How do we account for religion - its origin, its development, and even its persistence in modern society? This is a question which has occupied many people in a variety of fields for quite a long time. At one point, the answers were framed in purely theological and religious terms, assuming the truth of Christian revelations and proceeding from there. In the 18th and 19th centuries, a more "naturalistic" approach developed. Instead of needing to believe in the truth of the religion, what was required was just the opposite: intellectual detachment and a suspension of belief. Three people who ended up doing just that were Karl Marx, Emile Durkheim and Max Weber.
Marx studied philosophy in Berlin under William Hegel. Hegel's philosophy had a decisive influence upon Marx's own thinking and theories. According to Marx, religion is an expression of material realities and economic injustice. Thus, problems in religion are ultimately problems in society. Religion is not the disease, but merely a symptom. It is used by oppressors to make people feel better about the distress they experience due to being poor and exploited. This is the origin of his comment that religion is the "opium of the people." "People do not have an objective view of the world; they see it from the restricted point of view of their own positions."(p.35) At times I may seem to be focusing more on economic rather than religious theory, but that is because Marx's basic stance is that everything is always about economics.
According to Marx, humans - even from their earliest beginnings - are not
motivated by grand ideas but instead by material concerns, like the need to eat and survive. This is the basic premise of a materialist view of history. At the beginning, people worked together in unity and it wasn't so bad. But eventually, humans developed agriculture and the concept of private property. These two facts created a division of labor and a separation of classes based upon power and wealth. This material organization of society is what Marx calls "class consciousness." This, in turn, created the social conflict that drives society.
All of this is made worse by capitalism which only increases the disparity between the wealthy classes and the labor classes. Confrontation between them is unavoidable because those classes are driven by historical forces beyond anyone's control. Capitalism also creates one new misery: exploitation of surplus value.
For Marx, an ideal economic system would involve exchanges of equal value for equal value, where value is determined simply by the amount of work put into whatever is being produced. Capitalism interrupts this ideal by introducing a profit motive - a desire to produce an uneven exchange of lesser value for greater value. Profit is ultimately derived from the surplus value produced by workers in factories.

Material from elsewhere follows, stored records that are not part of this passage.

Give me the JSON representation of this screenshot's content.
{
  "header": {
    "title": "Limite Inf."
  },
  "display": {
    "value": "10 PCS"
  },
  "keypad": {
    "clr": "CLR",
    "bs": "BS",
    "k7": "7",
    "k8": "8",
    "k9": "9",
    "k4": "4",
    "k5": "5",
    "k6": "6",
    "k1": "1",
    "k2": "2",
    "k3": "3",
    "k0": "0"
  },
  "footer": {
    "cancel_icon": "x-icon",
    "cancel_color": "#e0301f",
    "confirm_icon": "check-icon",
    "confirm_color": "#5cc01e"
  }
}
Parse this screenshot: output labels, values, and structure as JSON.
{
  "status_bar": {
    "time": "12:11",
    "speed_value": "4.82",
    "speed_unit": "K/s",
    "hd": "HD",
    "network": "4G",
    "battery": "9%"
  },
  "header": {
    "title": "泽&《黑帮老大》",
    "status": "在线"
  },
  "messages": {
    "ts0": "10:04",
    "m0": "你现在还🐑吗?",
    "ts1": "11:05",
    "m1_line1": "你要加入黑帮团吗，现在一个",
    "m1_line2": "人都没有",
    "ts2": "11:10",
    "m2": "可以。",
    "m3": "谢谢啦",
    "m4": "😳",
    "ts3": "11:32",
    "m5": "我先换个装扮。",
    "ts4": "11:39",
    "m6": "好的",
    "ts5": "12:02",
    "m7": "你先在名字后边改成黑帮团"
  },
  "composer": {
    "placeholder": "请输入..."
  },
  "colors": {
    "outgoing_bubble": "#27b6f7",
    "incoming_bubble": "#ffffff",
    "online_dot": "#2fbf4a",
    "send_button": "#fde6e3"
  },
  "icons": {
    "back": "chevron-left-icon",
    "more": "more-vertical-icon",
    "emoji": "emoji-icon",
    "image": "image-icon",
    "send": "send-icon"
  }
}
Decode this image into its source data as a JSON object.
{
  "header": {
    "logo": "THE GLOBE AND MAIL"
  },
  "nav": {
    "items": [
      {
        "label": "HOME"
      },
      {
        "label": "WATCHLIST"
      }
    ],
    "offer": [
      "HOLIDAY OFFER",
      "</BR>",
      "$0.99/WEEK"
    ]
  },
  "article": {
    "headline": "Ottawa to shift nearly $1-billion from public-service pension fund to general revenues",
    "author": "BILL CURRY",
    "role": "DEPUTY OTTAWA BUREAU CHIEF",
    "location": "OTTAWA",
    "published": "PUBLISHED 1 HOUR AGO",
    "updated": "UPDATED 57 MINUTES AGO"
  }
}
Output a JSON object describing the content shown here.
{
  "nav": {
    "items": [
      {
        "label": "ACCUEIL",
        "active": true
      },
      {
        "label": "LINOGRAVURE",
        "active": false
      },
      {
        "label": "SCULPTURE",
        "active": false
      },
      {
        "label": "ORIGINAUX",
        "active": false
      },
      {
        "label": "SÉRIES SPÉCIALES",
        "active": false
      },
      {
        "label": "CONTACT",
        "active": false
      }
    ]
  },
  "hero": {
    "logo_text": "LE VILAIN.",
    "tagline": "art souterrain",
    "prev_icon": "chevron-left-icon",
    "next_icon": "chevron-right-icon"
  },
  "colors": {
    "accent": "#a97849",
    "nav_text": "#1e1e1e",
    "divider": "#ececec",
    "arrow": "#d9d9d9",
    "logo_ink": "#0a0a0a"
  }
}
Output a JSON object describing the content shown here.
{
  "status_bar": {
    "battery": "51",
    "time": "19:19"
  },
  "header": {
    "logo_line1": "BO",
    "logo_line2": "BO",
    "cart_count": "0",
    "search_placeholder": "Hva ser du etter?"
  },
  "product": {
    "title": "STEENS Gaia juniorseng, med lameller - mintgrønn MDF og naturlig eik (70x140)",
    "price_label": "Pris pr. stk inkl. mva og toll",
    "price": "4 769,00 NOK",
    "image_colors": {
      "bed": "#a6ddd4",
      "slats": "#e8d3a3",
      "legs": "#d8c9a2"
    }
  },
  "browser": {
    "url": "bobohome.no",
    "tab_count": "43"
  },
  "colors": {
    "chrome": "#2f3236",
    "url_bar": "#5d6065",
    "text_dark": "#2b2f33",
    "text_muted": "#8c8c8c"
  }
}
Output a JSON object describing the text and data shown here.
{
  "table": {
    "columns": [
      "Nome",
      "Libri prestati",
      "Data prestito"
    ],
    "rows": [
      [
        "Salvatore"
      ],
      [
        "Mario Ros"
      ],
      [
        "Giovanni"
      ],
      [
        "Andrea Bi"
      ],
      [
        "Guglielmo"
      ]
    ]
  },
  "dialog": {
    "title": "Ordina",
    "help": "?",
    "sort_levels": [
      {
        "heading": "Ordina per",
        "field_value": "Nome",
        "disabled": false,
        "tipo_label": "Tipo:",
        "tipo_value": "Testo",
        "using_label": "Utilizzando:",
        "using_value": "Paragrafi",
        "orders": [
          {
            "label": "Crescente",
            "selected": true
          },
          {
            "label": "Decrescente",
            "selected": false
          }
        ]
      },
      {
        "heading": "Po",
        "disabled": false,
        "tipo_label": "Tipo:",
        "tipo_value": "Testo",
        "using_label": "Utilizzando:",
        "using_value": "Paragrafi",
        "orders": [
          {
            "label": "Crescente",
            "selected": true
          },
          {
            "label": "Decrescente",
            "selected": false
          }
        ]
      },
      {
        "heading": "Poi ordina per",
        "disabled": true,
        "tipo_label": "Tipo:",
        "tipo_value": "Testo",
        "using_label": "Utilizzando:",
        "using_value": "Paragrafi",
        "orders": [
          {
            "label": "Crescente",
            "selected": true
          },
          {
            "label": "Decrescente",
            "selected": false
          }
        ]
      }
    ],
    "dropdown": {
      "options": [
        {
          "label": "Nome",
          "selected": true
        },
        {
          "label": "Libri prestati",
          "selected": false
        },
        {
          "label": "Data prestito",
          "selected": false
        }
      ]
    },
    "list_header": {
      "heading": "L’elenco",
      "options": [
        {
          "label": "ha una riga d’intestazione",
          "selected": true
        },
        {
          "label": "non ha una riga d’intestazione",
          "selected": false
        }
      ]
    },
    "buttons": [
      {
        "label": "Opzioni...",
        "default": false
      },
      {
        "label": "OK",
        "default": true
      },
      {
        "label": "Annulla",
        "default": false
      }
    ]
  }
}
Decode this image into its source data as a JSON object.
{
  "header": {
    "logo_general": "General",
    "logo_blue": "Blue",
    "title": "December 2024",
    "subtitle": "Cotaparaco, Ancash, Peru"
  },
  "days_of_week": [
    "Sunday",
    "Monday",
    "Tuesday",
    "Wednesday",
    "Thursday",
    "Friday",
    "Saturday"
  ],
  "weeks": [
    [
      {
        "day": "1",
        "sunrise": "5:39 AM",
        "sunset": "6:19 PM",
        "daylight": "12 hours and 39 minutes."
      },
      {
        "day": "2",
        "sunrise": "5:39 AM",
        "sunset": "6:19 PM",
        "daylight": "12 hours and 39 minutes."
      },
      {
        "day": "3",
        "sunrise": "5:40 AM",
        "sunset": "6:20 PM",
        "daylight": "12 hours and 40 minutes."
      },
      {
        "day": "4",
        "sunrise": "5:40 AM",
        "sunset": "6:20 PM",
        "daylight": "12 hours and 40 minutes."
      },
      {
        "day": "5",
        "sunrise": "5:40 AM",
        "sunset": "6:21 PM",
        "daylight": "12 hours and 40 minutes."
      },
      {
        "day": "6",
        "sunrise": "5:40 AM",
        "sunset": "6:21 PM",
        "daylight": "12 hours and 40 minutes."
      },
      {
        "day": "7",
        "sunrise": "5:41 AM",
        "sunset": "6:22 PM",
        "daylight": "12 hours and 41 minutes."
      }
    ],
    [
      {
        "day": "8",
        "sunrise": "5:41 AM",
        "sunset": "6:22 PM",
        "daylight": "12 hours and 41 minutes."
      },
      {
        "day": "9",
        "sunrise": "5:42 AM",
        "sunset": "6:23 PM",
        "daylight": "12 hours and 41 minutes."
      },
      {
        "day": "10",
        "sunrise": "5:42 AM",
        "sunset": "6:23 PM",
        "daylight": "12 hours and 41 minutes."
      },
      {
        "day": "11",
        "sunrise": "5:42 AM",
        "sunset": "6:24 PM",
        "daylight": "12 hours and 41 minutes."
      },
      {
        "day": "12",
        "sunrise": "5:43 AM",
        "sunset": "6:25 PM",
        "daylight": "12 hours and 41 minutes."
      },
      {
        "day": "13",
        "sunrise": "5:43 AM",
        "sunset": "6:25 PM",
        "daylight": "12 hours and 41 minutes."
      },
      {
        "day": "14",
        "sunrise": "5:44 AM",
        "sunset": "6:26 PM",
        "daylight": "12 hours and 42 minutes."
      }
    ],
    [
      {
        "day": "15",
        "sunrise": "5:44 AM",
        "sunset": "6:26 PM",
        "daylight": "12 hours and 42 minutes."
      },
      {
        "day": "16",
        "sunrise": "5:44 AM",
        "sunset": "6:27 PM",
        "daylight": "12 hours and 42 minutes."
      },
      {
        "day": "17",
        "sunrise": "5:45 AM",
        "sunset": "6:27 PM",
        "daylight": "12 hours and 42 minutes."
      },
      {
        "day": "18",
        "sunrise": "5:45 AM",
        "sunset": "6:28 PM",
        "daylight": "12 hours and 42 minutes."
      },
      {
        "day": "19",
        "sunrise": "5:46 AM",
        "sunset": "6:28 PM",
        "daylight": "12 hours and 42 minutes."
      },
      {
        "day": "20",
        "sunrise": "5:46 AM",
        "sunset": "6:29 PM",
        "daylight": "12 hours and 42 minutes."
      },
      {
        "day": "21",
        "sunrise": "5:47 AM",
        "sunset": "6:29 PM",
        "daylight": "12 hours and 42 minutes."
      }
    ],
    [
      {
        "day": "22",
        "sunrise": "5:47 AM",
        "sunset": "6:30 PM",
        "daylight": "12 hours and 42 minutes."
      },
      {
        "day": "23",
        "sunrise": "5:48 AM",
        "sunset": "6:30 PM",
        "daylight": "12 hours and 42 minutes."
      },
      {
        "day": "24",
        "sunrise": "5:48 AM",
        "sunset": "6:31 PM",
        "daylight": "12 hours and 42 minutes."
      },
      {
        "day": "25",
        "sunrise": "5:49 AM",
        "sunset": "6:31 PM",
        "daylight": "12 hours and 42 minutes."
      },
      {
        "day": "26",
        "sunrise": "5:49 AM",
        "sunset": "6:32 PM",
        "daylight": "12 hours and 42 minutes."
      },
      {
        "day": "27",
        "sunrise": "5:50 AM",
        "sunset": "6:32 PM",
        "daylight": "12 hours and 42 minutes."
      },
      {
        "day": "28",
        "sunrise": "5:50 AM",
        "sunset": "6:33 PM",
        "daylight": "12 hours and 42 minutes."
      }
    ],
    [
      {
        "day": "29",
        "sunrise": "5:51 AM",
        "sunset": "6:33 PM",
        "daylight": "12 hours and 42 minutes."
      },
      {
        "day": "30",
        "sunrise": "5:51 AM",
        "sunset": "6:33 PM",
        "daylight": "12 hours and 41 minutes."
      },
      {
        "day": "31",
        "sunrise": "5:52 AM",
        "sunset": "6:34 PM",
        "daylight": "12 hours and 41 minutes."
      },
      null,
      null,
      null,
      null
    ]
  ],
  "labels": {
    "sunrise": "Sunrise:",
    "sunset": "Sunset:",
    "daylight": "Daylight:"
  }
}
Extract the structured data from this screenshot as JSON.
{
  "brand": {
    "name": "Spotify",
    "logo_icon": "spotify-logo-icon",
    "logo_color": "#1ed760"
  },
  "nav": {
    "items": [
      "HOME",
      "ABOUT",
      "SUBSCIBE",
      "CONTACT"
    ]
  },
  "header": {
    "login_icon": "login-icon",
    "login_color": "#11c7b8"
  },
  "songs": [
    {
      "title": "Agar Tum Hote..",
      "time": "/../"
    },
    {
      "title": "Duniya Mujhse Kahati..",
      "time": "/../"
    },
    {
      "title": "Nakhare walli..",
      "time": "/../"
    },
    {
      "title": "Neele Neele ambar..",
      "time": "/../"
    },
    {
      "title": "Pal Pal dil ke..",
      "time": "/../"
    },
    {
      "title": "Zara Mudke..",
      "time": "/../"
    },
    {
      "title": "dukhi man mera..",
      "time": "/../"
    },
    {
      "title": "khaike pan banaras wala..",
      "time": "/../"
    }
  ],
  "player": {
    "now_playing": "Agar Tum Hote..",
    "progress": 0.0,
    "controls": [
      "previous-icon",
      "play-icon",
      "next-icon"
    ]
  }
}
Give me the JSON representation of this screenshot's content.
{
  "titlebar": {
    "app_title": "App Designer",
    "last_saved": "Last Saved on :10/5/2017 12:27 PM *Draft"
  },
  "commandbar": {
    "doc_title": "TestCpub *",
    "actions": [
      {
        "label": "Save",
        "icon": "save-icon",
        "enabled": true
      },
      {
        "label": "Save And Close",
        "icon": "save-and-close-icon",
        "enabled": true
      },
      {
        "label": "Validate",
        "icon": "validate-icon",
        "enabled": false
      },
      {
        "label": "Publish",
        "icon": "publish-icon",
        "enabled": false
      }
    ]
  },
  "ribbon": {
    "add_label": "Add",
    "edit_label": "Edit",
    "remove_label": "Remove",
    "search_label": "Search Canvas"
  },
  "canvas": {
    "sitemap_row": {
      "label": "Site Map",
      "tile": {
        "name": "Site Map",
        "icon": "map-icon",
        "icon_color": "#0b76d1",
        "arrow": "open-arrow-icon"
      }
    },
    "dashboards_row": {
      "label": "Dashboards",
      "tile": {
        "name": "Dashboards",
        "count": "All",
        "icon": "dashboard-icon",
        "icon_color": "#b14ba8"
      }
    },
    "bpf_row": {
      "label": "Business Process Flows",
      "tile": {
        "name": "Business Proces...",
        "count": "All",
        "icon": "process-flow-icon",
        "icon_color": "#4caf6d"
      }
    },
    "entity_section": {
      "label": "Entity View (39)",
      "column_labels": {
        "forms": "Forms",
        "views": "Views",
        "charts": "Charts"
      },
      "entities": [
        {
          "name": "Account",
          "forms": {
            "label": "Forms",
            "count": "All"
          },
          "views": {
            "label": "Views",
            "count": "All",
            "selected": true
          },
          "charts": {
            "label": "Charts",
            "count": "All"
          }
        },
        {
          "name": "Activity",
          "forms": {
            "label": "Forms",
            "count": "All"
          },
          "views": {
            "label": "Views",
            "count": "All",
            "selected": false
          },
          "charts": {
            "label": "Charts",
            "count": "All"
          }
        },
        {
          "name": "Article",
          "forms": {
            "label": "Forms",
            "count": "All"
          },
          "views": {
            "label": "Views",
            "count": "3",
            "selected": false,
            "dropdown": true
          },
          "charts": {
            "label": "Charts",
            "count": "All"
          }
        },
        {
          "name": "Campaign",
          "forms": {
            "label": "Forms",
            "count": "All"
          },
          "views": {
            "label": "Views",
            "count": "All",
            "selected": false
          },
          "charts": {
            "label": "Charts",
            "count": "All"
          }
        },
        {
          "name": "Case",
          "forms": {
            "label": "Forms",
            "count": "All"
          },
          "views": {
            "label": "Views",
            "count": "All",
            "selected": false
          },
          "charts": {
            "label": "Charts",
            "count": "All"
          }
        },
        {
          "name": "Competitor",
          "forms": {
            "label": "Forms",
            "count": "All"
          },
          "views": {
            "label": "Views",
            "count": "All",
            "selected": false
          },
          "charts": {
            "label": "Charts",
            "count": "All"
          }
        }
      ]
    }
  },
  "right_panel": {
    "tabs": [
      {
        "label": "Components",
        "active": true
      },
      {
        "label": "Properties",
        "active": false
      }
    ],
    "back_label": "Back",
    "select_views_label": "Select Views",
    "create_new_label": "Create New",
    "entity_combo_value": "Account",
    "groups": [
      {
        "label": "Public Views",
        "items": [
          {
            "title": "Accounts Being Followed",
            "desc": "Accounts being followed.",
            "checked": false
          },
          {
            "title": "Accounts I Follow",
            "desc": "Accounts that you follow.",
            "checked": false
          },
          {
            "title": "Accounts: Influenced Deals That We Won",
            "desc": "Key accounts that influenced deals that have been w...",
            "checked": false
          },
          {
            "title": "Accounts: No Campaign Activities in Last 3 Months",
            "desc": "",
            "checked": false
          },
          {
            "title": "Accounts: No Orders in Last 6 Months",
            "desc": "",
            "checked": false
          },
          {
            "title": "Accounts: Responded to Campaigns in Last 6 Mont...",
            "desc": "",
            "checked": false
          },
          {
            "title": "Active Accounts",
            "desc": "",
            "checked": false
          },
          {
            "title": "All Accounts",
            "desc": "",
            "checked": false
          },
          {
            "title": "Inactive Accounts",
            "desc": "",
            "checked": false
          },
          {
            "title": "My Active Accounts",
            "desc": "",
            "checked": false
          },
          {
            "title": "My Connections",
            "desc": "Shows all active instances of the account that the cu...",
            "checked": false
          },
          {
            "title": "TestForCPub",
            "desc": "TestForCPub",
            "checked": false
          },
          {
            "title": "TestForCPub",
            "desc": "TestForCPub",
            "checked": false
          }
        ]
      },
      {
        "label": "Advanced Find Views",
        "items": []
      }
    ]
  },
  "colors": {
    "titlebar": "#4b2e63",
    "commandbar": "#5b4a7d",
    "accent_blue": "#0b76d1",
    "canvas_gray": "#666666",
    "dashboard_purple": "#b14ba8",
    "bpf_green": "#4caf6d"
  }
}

A laborer might produce enough value to feed his family in two hours of work, but he keeps at the job for a full day - in Marx's...